Codlea / Zeiden
The bell tower dominates the fortified church in Codlea. Its walls reach a thickness of 5m after having undergone several construction phases. The church was built during the 13th century and was transformed into a Gothic single-nave church two centuries later. The first Ottoman invasion convinced the villagers of the necessity of a good defensive system. Thus an 8m high and 2m thick defence wall equipped with embrasure and machicolation surrounded the church. Granaries were also constructed in its interior, and so not only the lives of the residents were protected, but also their goods.
The interior of the church is dominated by the painted panelled ceiling, which was constructed at the beginning of the 18th century and consists of 252 panels. Also impressive is the 1783 organ, one of the most valuable instruments in Transylvania built by the craftsman Prause of Silenzia and decorated by the artist Oelhan.
Place and surroundings
From the newly refurbished square in Codlea one can admire the fortified church and picture its centuries-old history. One can try to imagine how this picturesque appearance might look 400 years ago, when Prince Gabriel Báthory besieged the castle. He promised at that time to spare the lives of the inhabitants and the warriors who came for helping from Braşov, if they would voluntarily surrender. However he never kept his promise. The defenders of the fortification were killed and the castle was occupied.

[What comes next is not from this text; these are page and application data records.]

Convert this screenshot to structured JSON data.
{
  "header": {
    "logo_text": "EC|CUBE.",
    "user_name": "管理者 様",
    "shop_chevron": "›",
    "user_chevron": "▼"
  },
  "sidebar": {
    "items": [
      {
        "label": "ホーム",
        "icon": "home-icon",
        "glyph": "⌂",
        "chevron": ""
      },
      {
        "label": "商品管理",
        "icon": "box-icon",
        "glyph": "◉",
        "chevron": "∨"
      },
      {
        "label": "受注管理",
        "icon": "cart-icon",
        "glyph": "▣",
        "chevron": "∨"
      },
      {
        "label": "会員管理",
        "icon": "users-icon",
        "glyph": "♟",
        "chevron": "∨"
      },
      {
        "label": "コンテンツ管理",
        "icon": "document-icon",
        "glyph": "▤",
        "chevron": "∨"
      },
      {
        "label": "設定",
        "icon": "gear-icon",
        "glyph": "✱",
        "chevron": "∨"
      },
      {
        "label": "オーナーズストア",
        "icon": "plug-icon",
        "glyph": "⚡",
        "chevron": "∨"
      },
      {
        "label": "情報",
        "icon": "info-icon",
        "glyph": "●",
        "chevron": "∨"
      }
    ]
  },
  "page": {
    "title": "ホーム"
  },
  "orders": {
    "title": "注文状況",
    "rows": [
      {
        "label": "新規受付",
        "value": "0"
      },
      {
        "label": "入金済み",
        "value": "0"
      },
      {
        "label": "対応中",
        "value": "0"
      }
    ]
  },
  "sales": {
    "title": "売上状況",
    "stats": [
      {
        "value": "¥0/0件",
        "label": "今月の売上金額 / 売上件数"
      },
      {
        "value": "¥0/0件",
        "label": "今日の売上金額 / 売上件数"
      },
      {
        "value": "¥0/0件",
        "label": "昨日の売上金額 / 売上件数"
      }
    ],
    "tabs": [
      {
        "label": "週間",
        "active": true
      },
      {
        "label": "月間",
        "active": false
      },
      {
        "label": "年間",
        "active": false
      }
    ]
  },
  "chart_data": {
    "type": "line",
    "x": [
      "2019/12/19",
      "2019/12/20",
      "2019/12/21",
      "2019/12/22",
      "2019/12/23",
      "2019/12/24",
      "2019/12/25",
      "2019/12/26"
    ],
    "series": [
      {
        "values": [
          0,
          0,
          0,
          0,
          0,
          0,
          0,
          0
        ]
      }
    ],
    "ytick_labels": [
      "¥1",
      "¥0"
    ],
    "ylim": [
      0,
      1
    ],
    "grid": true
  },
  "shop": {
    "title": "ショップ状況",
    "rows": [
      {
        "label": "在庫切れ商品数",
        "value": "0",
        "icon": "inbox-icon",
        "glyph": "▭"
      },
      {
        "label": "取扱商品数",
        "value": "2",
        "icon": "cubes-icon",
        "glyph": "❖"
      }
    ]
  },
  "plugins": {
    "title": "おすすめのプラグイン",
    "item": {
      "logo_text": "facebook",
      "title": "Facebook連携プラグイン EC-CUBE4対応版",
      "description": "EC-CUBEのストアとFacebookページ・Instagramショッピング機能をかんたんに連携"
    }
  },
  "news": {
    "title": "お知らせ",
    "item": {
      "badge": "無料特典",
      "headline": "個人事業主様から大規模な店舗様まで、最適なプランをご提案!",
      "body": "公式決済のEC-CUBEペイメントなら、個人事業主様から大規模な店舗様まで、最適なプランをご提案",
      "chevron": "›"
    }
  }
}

But soon the situation changed one more time due to an inhabitant of Codlea, named Thomas Göbel. First he tried to exit the gates with two wine pots. He was stopped and the wine was confiscated. Apparently angry he went away, but appeared shortly thereafter with other two full cans. Under laughter the wine was again confiscated. What Báthory’s soldiers did not knew, was that the wine contained sleeping powder. Therefore it was possible for the people of Codlea to reclaim fast their fortification. Göbel has been named a hero and as reward he was freed for his lifetime of paying taxes.